It comes as no surprise that one thing all successful people appear to have in common is self-confidence.
Whether introvert or extrovert, young or old, speaker, author, or business owner, there needs to be a certain level of personal acceptance that the information you have is valuable and worth sharing.
But it’s not quite as easy as saying everyone with self-confidence will be successful. The link between the two is complicated, for sure. If you find yourself with a lack of confidence, fear not. Confidence can be learned. And if you find yourself with confidence but no success, well, that can be figured out as well.
Small Actionable Steps:
Let’s start with the lack of confidence. The most pain-free way to building your confidence is to take one baby step at a time. Not sure where to start? Pick something small. Finding tiny wins along the way releases a shot of dopamine, the “motivation molecule” our brains need to keep moving forward. When we do something that feels good, our brain pushes us to do it over and over again.
If you have a goal of public speaking, a tiny win might be to volunteer at a similar conference so you can learn how conferences run, get behind the scenes, and even meet the people who might hire you to speak someday.
If you have a goal of being published in the New York Times, start by writing for your local paper or guest blogging on sites like this one. The more experience you have, the easier it will be for your brain to visualize the successful version of you.
No step is too small, as long as you keep moving.
Fail Fast, Recover Faster:
No one likes to fail at anything but taking a step back, determining what you learned from your failure, and using that information to try again is a huge win. Fail, recalculate, and try again. With every failure, you get closer and closer to your end goal. The closer you get to your end goal, the more confident you become that you know exactly what you are doing. The more you learn, the more of an expert you become. Failing is one of the easiest ways to learn.
But Don’t Get Too Confident:

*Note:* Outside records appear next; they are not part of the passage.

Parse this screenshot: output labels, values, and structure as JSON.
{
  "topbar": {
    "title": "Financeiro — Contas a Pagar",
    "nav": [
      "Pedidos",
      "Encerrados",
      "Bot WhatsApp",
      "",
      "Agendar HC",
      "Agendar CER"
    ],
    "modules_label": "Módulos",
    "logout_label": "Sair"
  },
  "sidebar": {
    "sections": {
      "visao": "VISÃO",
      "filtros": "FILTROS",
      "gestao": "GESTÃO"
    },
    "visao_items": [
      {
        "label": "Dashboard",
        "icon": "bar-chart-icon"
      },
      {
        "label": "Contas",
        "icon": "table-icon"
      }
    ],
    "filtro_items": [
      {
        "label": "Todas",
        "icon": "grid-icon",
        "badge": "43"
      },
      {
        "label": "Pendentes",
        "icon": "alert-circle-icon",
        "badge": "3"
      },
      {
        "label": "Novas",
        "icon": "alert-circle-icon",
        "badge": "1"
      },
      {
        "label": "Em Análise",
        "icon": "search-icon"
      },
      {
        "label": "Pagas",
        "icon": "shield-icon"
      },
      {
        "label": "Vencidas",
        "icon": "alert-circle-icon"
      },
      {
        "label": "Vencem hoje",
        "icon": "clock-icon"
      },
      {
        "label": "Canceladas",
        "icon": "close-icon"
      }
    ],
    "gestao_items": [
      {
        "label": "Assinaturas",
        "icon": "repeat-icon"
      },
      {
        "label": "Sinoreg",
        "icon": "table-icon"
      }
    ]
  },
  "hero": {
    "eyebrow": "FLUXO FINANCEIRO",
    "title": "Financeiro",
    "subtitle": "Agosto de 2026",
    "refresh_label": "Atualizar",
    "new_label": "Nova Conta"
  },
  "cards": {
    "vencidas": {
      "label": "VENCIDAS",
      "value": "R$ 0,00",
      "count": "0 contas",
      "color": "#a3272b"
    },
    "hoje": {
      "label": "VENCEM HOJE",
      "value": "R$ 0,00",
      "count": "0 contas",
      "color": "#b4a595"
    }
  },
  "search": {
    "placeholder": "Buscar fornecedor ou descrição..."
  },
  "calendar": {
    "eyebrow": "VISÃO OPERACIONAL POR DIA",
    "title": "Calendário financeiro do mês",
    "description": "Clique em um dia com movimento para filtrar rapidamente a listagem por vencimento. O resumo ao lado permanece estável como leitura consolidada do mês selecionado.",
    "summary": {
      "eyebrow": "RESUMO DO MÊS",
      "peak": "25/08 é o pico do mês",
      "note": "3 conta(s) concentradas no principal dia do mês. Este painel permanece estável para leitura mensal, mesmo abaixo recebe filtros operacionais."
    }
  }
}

Meanwhile, too much self-confidence can absolutely be a hindrance. While our society used to lean toward never talking about yourself and not promoting what you’re working on, we have recently swung in the opposite direction. There is a difference between being confident in your skills and being seen as a know-it-all. Over-confidence is often seen as narcissistic and difficult to work with.
Know when and whom you can help. Come from a place of service and not self-promotion. Give more than you ask. Before you know it, you’ll be climbing the ladder of success with limitless opportunities in front of you.

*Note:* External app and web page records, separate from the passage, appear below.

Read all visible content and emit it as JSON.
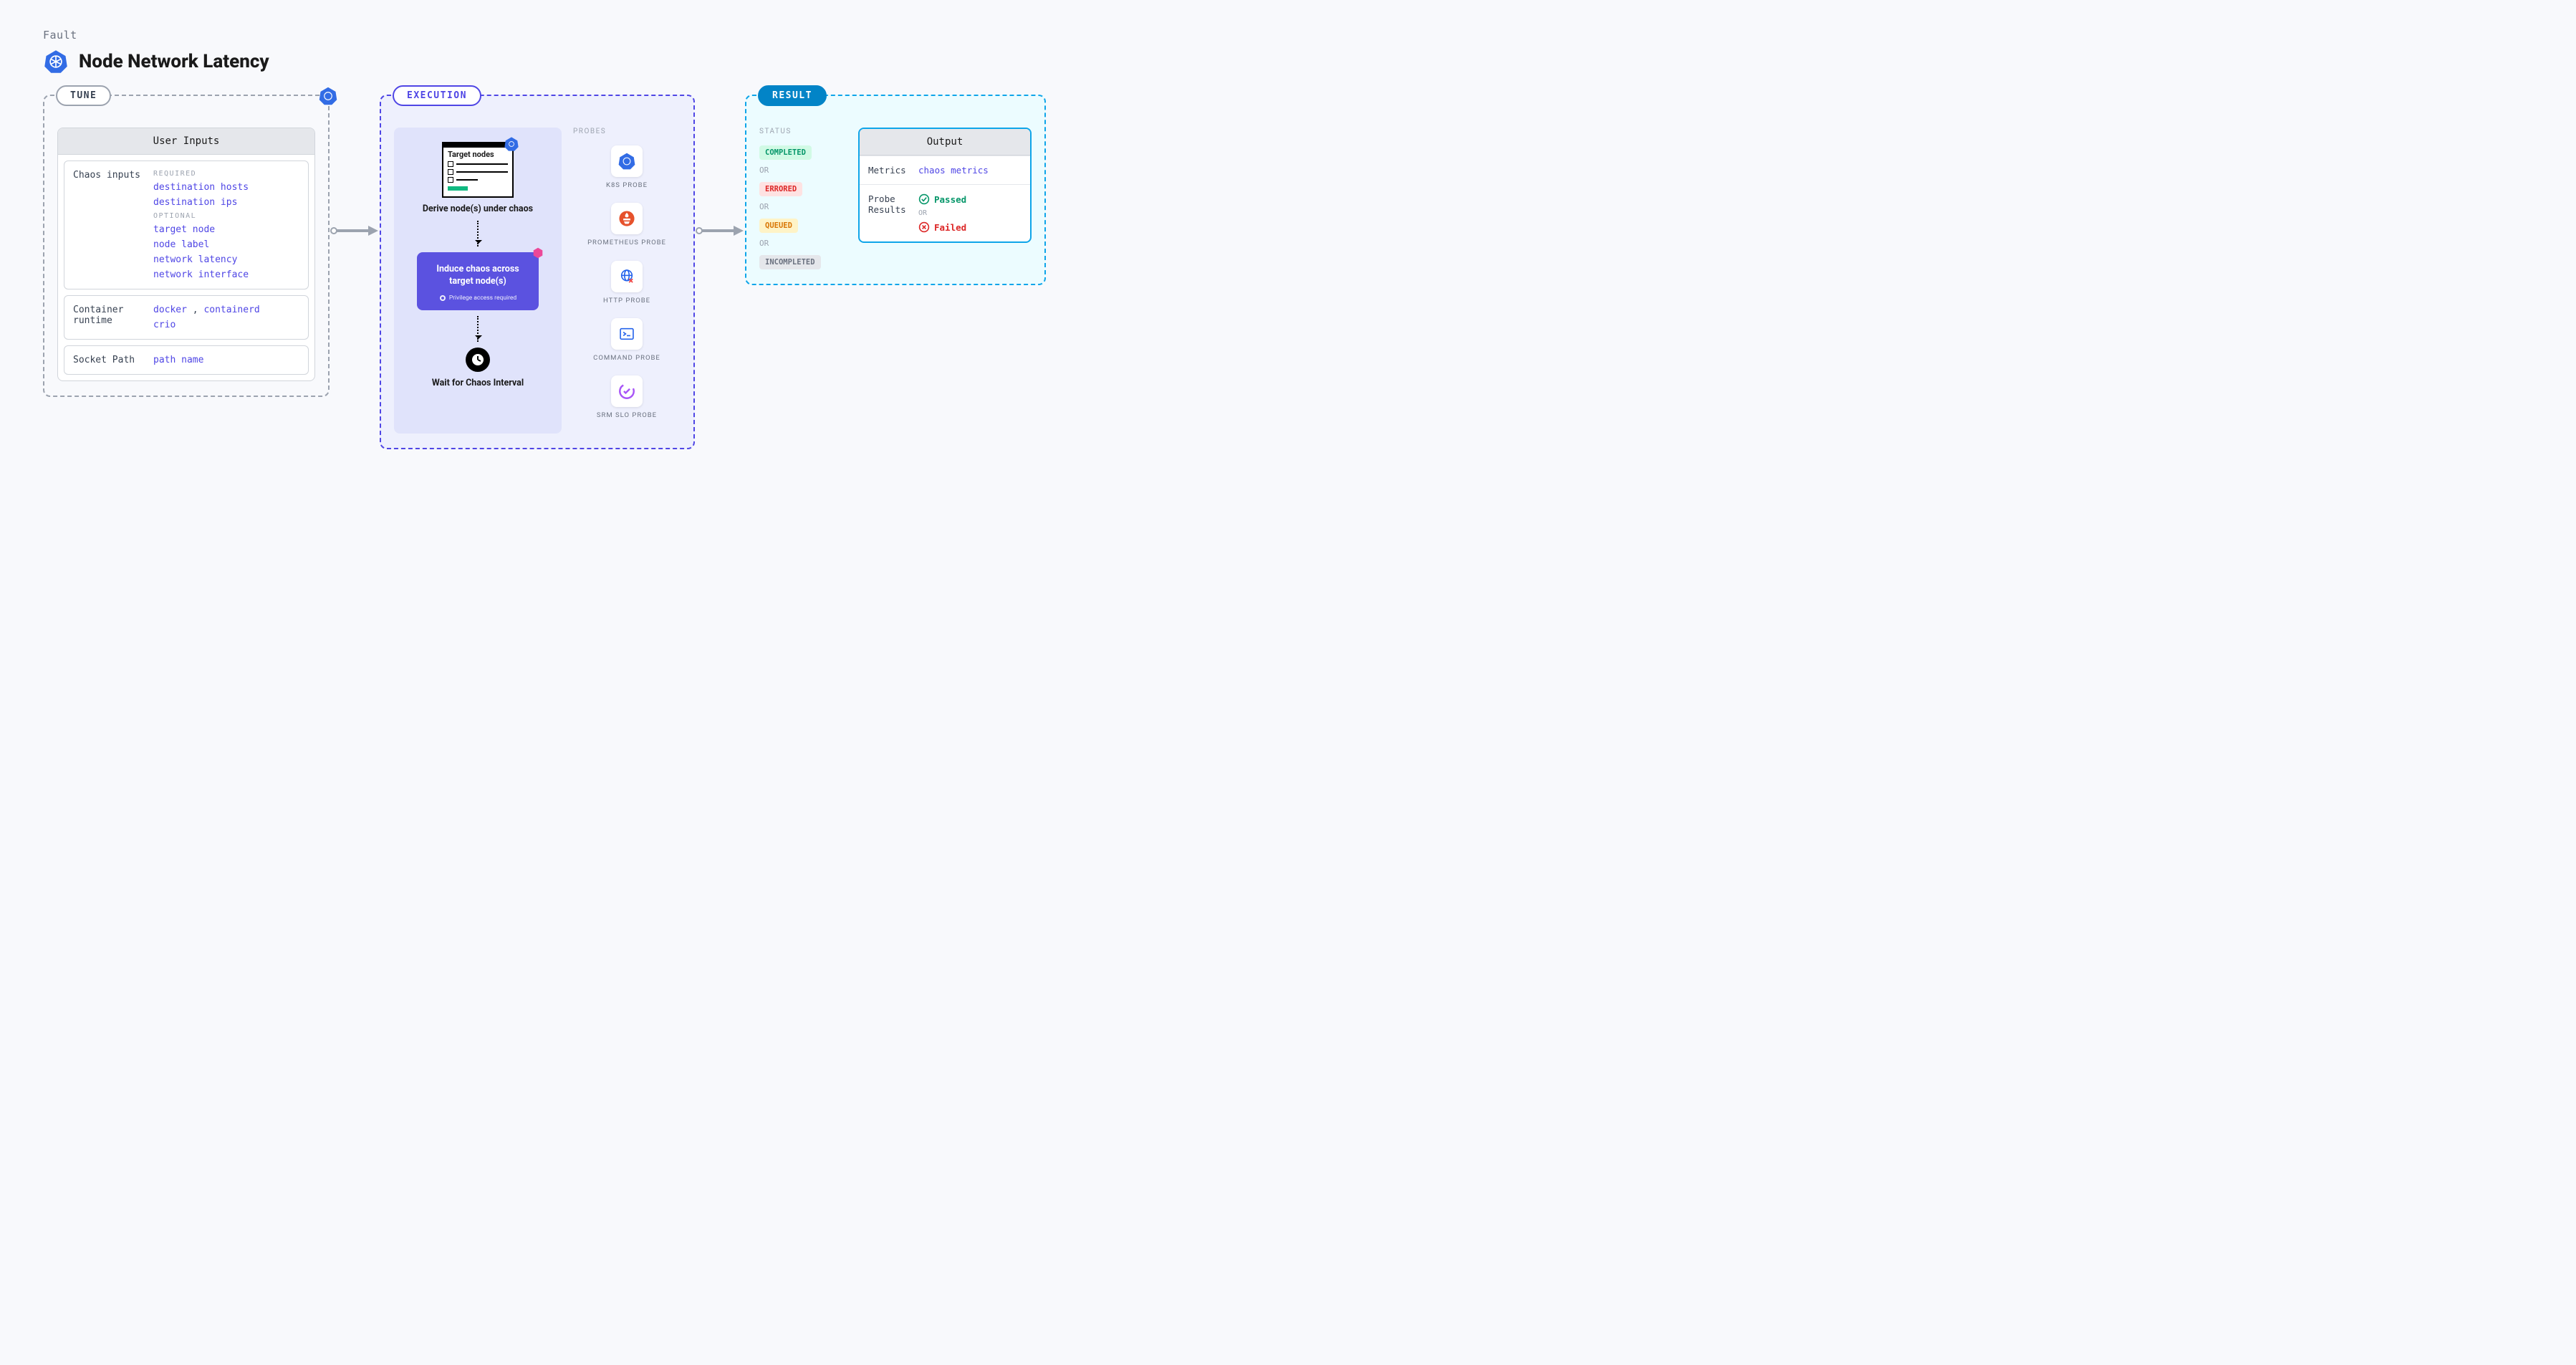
{
  "header": {
    "breadcrumb": "Fault",
    "title": "Node Network Latency"
  },
  "tune": {
    "label": "TUNE",
    "panel_title": "User Inputs",
    "chaos_inputs": {
      "label": "Chaos inputs",
      "required_head": "REQUIRED",
      "required": [
        "destination hosts",
        "destination ips"
      ],
      "optional_head": "OPTIONAL",
      "optional": [
        "target node",
        "node label",
        "network latency",
        "network interface"
      ]
    },
    "container_runtime": {
      "label": "Container runtime",
      "values": [
        "docker",
        "containerd",
        "crio"
      ]
    },
    "socket_path": {
      "label": "Socket Path",
      "value": "path name"
    }
  },
  "execution": {
    "label": "EXECUTION",
    "target_card_title": "Target nodes",
    "derive_step": "Derive node(s) under chaos",
    "induce_step": "Induce chaos across target node(s)",
    "privilege_note": "Privilege access required",
    "wait_step": "Wait for Chaos Interval",
    "probes_head": "PROBES",
    "probes": [
      {
        "name": "k8s",
        "label": "K8S PROBE"
      },
      {
        "name": "prometheus",
        "label": "PROMETHEUS PROBE"
      },
      {
        "name": "http",
        "label": "HTTP PROBE"
      },
      {
        "name": "command",
        "label": "COMMAND PROBE"
      },
      {
        "name": "srm",
        "label": "SRM SLO PROBE"
      }
    ]
  },
  "result": {
    "label": "RESULT",
    "status_head": "STATUS",
    "statuses": [
      "COMPLETED",
      "ERRORED",
      "QUEUED",
      "INCOMPLETED"
    ],
    "or": "OR",
    "output_title": "Output",
    "metrics_label": "Metrics",
    "metrics_value": "chaos metrics",
    "probe_results_label": "Probe Results",
    "passed": "Passed",
    "failed": "Failed"
  }
}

In the end, confidence can be learned but unless you have the right mindset, success may not follow. A lack of confidence typically leads to a lack of action. But if you’re motivated and are able to recognize and build on each tiny win, you’ll build your confidence step by step.
While confidence is a big factor in success, it’s definitely not the only factor.

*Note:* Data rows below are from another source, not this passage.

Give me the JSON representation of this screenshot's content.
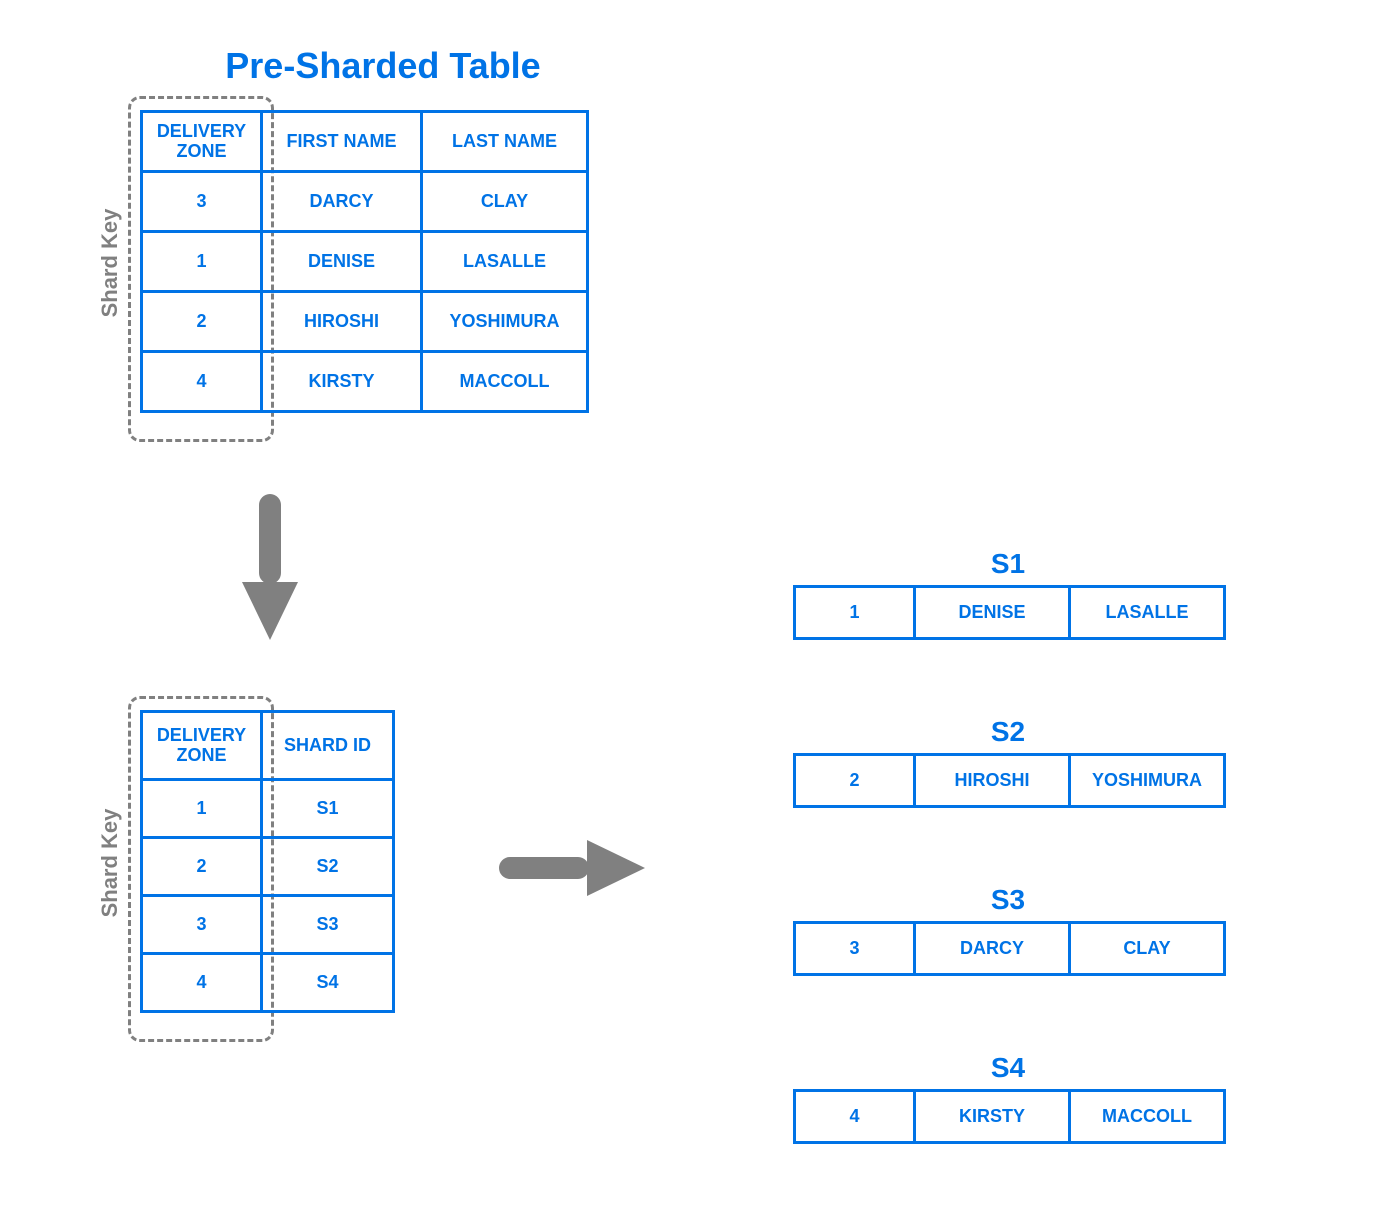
{
  "colors": {
    "accent": "#0073e6",
    "gray": "#808080"
  },
  "title": "Pre-Sharded Table",
  "shard_key_label": "Shard Key",
  "pre_sharded_table": {
    "headers": [
      "DELIVERY ZONE",
      "FIRST NAME",
      "LAST NAME"
    ],
    "rows": [
      {
        "zone": "3",
        "first": "DARCY",
        "last": "CLAY"
      },
      {
        "zone": "1",
        "first": "DENISE",
        "last": "LASALLE"
      },
      {
        "zone": "2",
        "first": "HIROSHI",
        "last": "YOSHIMURA"
      },
      {
        "zone": "4",
        "first": "KIRSTY",
        "last": "MACCOLL"
      }
    ]
  },
  "lookup_table": {
    "headers": [
      "DELIVERY ZONE",
      "SHARD ID"
    ],
    "rows": [
      {
        "zone": "1",
        "shard": "S1"
      },
      {
        "zone": "2",
        "shard": "S2"
      },
      {
        "zone": "3",
        "shard": "S3"
      },
      {
        "zone": "4",
        "shard": "S4"
      }
    ]
  },
  "shards": [
    {
      "name": "S1",
      "row": {
        "zone": "1",
        "first": "DENISE",
        "last": "LASALLE"
      }
    },
    {
      "name": "S2",
      "row": {
        "zone": "2",
        "first": "HIROSHI",
        "last": "YOSHIMURA"
      }
    },
    {
      "name": "S3",
      "row": {
        "zone": "3",
        "first": "DARCY",
        "last": "CLAY"
      }
    },
    {
      "name": "S4",
      "row": {
        "zone": "4",
        "first": "KIRSTY",
        "last": "MACCOLL"
      }
    }
  ]
}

What do you think, are confident people more successful? Are there other factors that keep confident people from being successful? I’d love to hear your opinions in the comments below.